Coming Back to Knoxville
Haynes got her break when she interviewed to be a “Live At 5” reporter at WBIR-TV, and she recalls that day very clearly for many reasons. As she sat and waited for her interview, a man with a “larger-than-life personality” walked into the room and began chatting with her about why she was there. It turns out he was Russell Biven, who would eventually be her co-anchor for many years. Looking back, Haynes still shakes her head in wonderment at how the woman who interviewed that day had no idea what the next 20 years held for her.

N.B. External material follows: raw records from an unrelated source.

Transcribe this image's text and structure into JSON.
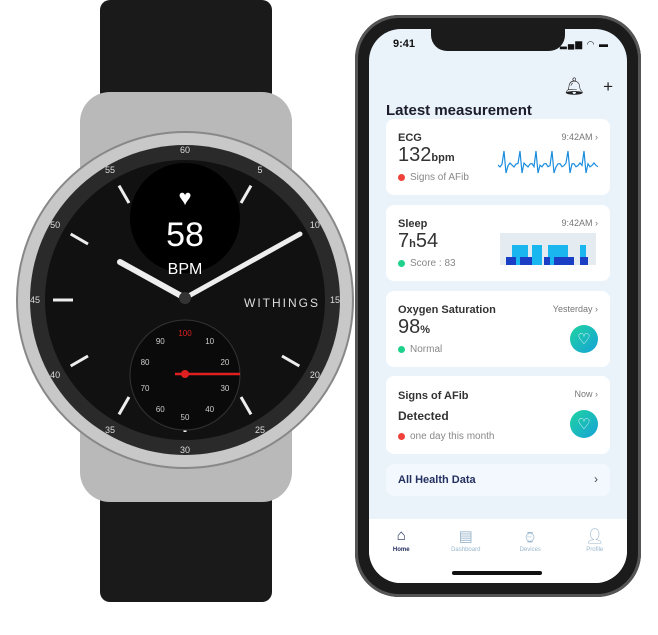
{
  "watch": {
    "brand": "WITHINGS",
    "heart_rate": "58",
    "heart_rate_unit": "BPM",
    "dial_numbers": [
      "60",
      "5",
      "10",
      "15",
      "20",
      "25",
      "30",
      "35",
      "40",
      "45",
      "50",
      "55"
    ],
    "subdial_numbers": [
      "100",
      "10",
      "20",
      "30",
      "40",
      "50",
      "60",
      "70",
      "80",
      "90"
    ]
  },
  "phone": {
    "status_time": "9:41",
    "status_icons": "▂▄▆ ◠ ▬",
    "header_icons": {
      "bell": "🔔︎",
      "add": "+"
    },
    "title": "Latest measurement",
    "cards": [
      {
        "label": "ECG",
        "time": "9:42AM ›",
        "value": "132",
        "unit": "bpm",
        "sub": "Signs of AFib",
        "dot_color": "#f0423a"
      },
      {
        "label": "Sleep",
        "time": "9:42AM ›",
        "value": "7",
        "unit": "h",
        "value2": "54",
        "sub": "Score : 83",
        "dot_color": "#1ed28c"
      },
      {
        "label": "Oxygen Saturation",
        "time": "Yesterday ›",
        "value": "98",
        "unit": "%",
        "sub": "Normal",
        "dot_color": "#1ed28c"
      },
      {
        "label": "Signs of AFib",
        "time": "Now ›",
        "value": "Detected",
        "sub": "one day this month",
        "dot_color": "#f0423a"
      }
    ],
    "all_health": "All Health Data",
    "chevron": "›",
    "heart_icon": "♡",
    "tabs": [
      {
        "label": "Home",
        "icon": "⌂",
        "active": true
      },
      {
        "label": "Dashboard",
        "icon": "▤"
      },
      {
        "label": "Devices",
        "icon": "⌚︎"
      },
      {
        "label": "Profile",
        "icon": "👤︎"
      }
    ],
    "accent": "#1e2a5a"
  }
}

It wasn’t long after she was hired at the station that she stepped into the co-anchor role and began her journey of telling the stories of Knoxville and its surrounding community. Out of the many issues she covered during her time at WBIR-TV, three series stand out in her mind, each of which still bring her emotions to the surface when she recalls them. She started with the topic that was the most deeply personal one: infertility.
“When I first brought the series up to my news director I said, ‘I’ve got an idea here.’ I had struggled with infertility, I wasn’t able to have kids. Through that process, I thought, ‘Now wait a minute. People are suffering alone.’ I thought, ‘We really need to spotlight it.’ I want to connect with women and our viewers to share their stories,” Haynes recalled.

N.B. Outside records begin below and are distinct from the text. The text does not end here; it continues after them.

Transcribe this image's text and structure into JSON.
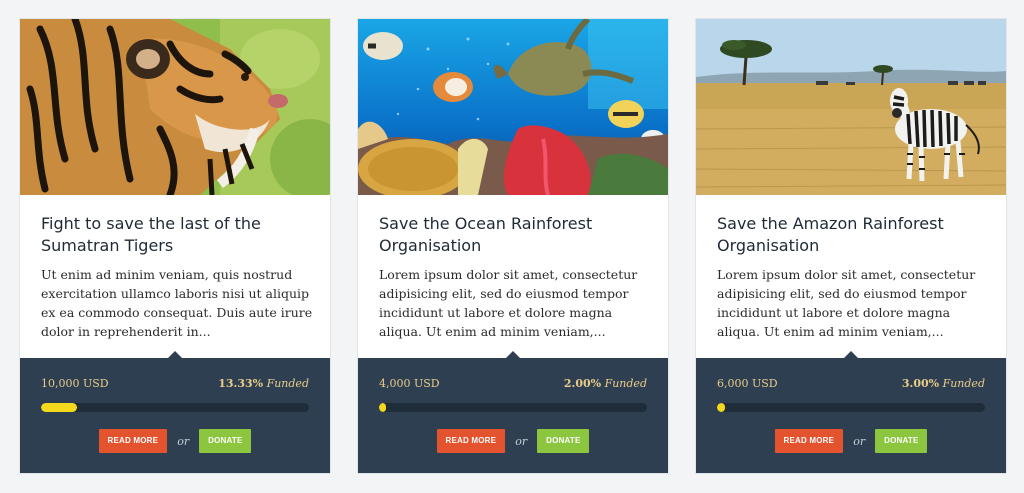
{
  "colors": {
    "footer_bg": "#2e3f51",
    "progress_fill": "#f4d91c",
    "progress_track": "#1f2c3a",
    "read_more_button": "#e3532d",
    "donate_button": "#8cc63f",
    "amount_text": "#e9cc8a"
  },
  "cards": [
    {
      "image_name": "tiger-image",
      "title": "Fight to save the last of the Sumatran Tigers",
      "excerpt": "Ut enim ad minim veniam, quis nostrud exercitation ullamco laboris nisi ut aliquip ex ea commodo consequat. Duis aute irure dolor in reprehenderit in...",
      "goal": "10,000 USD",
      "funded_percent": "13.33%",
      "funded_label": "Funded",
      "progress": 0.1333,
      "read_more_label": "Read More",
      "or_label": "or",
      "donate_label": "Donate"
    },
    {
      "image_name": "ocean-reef-image",
      "title": "Save the Ocean Rainforest Organisation",
      "excerpt": "Lorem ipsum dolor sit amet, consectetur adipisicing elit, sed do eiusmod tempor incididunt ut labore et dolore magna aliqua. Ut enim ad minim veniam,...",
      "goal": "4,000 USD",
      "funded_percent": "2.00%",
      "funded_label": "Funded",
      "progress": 0.02,
      "read_more_label": "Read More",
      "or_label": "or",
      "donate_label": "Donate"
    },
    {
      "image_name": "savanna-zebra-image",
      "title": "Save the Amazon Rainforest Organisation",
      "excerpt": "Lorem ipsum dolor sit amet, consectetur adipisicing elit, sed do eiusmod tempor incididunt ut labore et dolore magna aliqua. Ut enim ad minim veniam,...",
      "goal": "6,000 USD",
      "funded_percent": "3.00%",
      "funded_label": "Funded",
      "progress": 0.03,
      "read_more_label": "Read More",
      "or_label": "or",
      "donate_label": "Donate"
    }
  ]
}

At first, she fell back on the “old guard” way of approaching journalism, which is to never insert ones’ self into a story. But as she interviewed various women about their infertility journeys, and saw how vulnerable and brave they were, she realized it was time to share her own story.

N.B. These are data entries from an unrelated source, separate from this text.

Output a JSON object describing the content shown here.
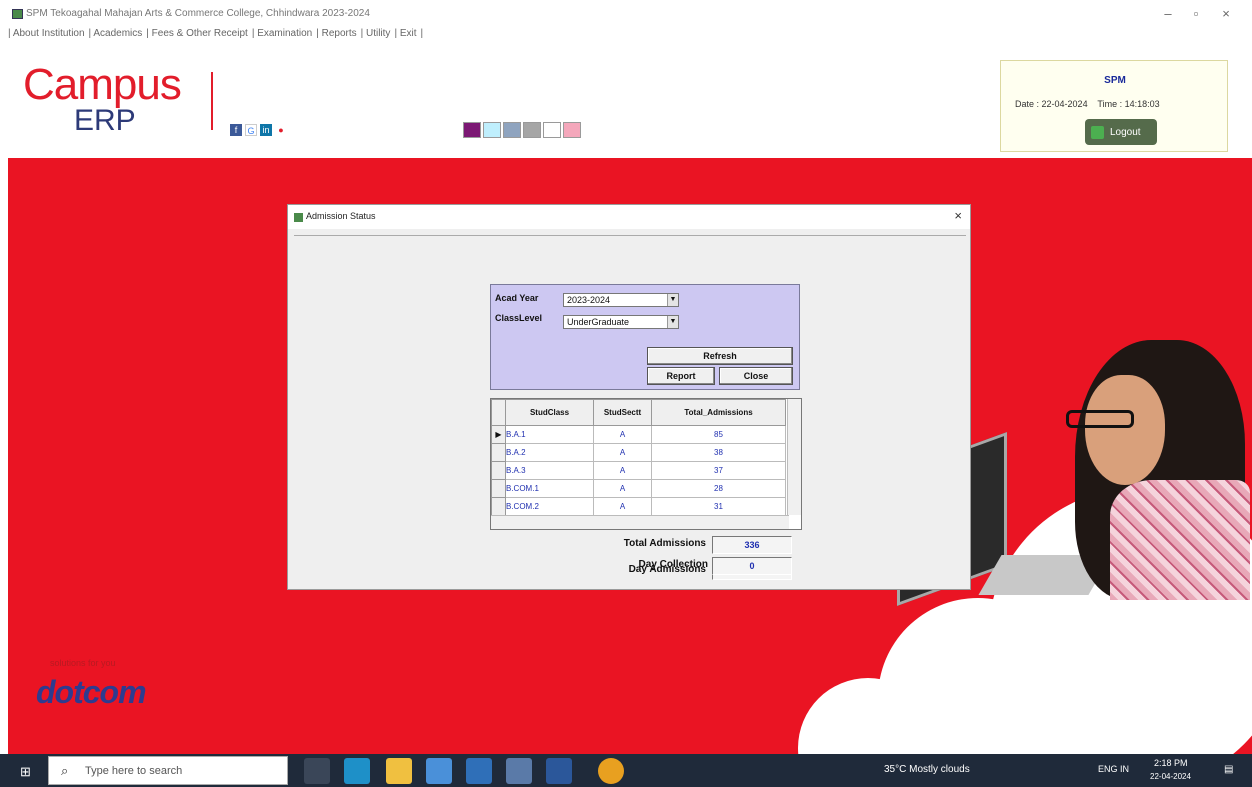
{
  "window": {
    "title": "SPM Tekoagahal Mahajan Arts & Commerce College, Chhindwara 2023-2024",
    "controls": {
      "minimize": "–",
      "maximize": "▫",
      "close": "×"
    }
  },
  "menu": [
    "| About Institution",
    "| Academics",
    "| Fees & Other Receipt",
    "| Examination",
    "| Reports",
    "| Utility",
    "| Exit",
    "|"
  ],
  "header": {
    "logo_top": "Campus",
    "logo_bottom": "ERP",
    "social_icons": [
      "facebook-icon",
      "google-icon",
      "linkedin-icon",
      "pinterest-icon"
    ],
    "swatches": [
      "#7c1874",
      "#bfeffd",
      "#8fa4bf",
      "#a6a6a6",
      "#ffffff",
      "#f4a7bb"
    ],
    "user": "SPM",
    "date_label": "Date :",
    "date_value": "22-04-2024",
    "time_label": "Time :",
    "time_value": "14:18:03",
    "logout_label": "Logout"
  },
  "brand": {
    "tag": "solutions for you",
    "name": "dotcom"
  },
  "dialog": {
    "title": "Admission Status",
    "close": "×",
    "filters": {
      "acad_year_label": "Acad Year",
      "acad_year_value": "2023-2024",
      "class_level_label": "ClassLevel",
      "class_level_value": "UnderGraduate"
    },
    "buttons": {
      "refresh": "Refresh",
      "report": "Report",
      "close": "Close"
    },
    "grid": {
      "columns": [
        "",
        "StudClass",
        "StudSectt",
        "Total_Admissions"
      ],
      "rows": [
        {
          "class": "B.A.1",
          "section": "A",
          "total": "85"
        },
        {
          "class": "B.A.2",
          "section": "A",
          "total": "38"
        },
        {
          "class": "B.A.3",
          "section": "A",
          "total": "37"
        },
        {
          "class": "B.COM.1",
          "section": "A",
          "total": "28"
        },
        {
          "class": "B.COM.2",
          "section": "A",
          "total": "31"
        }
      ]
    },
    "summary": {
      "total_label": "Total Admissions",
      "total_value": "336",
      "day_label": "Day Admissions",
      "day_value": "0",
      "collection_label": "Day Collection",
      "collection_value": "0"
    }
  },
  "taskbar": {
    "search_placeholder": "Type here to search",
    "weather": "35°C  Mostly clouds",
    "lang": "ENG IN",
    "time": "2:18 PM",
    "date": "22-04-2024"
  }
}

In a similar vein of difficult stories to tell, Haynes also highlights a series she did about teen suicide in response to multiple teens who died by suicide within a few months of each other. Those were hard conversations, but good ones, that she believes reduced stigma and shed light on how teenagers and others going through depression can be better supported in efforts to prevent such tragedies.
Finally, her series on East Knoxville touched on everything she’s loved about being a journalist in Knoxville. She learned about the rich history of the once-thriving Magnolia Avenue, and the effects of urban sprawl, gentrification, and other issues that over the years have affected those who live in East Knoxville. Haynes said whether it was reporting these in-depth series, or heart-warming stories, or more tragic incidents, she wanted to ensure every story she told was about the people involved.
“I love the heart of the story and being able to connect, and getting someone’s trust. You have to have that empathy and respect for people, and you have to listen. That’s what I really enjoyed most, connecting and developing those relationships and gaining that trust and sharing their story. The heart of the story is sometimes overlooked,” she said. “That Volunteer spirit is something you have to live. The WBIR-TV brand, ‘Straight from the heart’—that wasn’t just words. It is a way of living. It doesn’t mean that you don’t tackle the hard stories. It means you do it with respect and care at the forefront.”
As for the next part of Haynes’ own story, she’s still not sure what it is. With the advent of new platforms and technology such as podcasts, social media, and blogs, there are plenty of avenues she could take.
“I’m not starting over, just starting a new chapter, and it’s OK not to know. It’s probably the first time since I was nine that I don’t know what I want to do when I grow up. As Russell Biven has recently said, ‘Get ready to be comfortable with the uncomfortable.’,” Haynes said.